> [Problem description] All lines of the entries with "JSON" in them must be listed.

> [Component data from apps and pages]
-*-
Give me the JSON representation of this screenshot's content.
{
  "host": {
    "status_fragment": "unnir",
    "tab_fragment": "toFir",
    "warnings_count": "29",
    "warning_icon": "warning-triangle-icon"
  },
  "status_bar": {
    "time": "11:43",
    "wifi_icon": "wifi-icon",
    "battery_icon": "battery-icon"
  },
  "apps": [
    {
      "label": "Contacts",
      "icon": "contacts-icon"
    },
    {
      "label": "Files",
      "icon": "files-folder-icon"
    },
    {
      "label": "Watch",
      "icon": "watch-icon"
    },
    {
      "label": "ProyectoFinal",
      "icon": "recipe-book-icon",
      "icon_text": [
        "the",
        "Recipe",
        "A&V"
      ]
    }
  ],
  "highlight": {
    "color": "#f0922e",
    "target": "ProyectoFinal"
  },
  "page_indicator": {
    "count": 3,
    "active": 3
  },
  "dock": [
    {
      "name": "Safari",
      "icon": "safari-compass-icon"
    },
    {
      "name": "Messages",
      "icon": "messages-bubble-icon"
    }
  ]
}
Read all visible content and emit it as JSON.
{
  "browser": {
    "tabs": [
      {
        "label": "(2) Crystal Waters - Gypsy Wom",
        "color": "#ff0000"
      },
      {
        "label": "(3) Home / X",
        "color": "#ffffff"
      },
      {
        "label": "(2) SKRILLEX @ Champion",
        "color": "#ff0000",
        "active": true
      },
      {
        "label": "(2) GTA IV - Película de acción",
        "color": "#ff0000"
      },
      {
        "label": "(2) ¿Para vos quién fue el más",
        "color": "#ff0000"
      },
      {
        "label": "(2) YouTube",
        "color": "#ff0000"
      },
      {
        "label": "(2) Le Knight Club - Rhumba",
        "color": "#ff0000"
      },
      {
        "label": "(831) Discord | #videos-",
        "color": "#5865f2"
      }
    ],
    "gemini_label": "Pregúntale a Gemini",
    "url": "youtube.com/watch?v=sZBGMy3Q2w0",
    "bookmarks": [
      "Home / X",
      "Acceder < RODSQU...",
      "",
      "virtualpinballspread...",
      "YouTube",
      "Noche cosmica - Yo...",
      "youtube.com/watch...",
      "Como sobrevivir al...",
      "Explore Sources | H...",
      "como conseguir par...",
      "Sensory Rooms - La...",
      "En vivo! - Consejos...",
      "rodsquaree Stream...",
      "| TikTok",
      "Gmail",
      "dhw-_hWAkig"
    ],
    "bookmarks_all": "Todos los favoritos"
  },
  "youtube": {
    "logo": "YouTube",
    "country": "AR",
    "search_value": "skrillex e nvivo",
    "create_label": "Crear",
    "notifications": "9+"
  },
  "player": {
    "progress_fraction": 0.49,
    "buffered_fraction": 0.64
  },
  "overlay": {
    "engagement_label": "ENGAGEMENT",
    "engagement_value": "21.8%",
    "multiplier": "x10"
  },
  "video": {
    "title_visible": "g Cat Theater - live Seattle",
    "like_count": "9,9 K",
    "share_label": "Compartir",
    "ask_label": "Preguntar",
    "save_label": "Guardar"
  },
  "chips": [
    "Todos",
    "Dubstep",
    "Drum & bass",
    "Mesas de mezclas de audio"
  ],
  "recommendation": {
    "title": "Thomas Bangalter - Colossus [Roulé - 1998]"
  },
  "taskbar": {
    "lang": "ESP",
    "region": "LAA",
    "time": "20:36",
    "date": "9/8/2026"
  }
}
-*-
> [Written reply]
Give me the JSON representation of this screenshot's content.
Read all visible content and emit it as JSON.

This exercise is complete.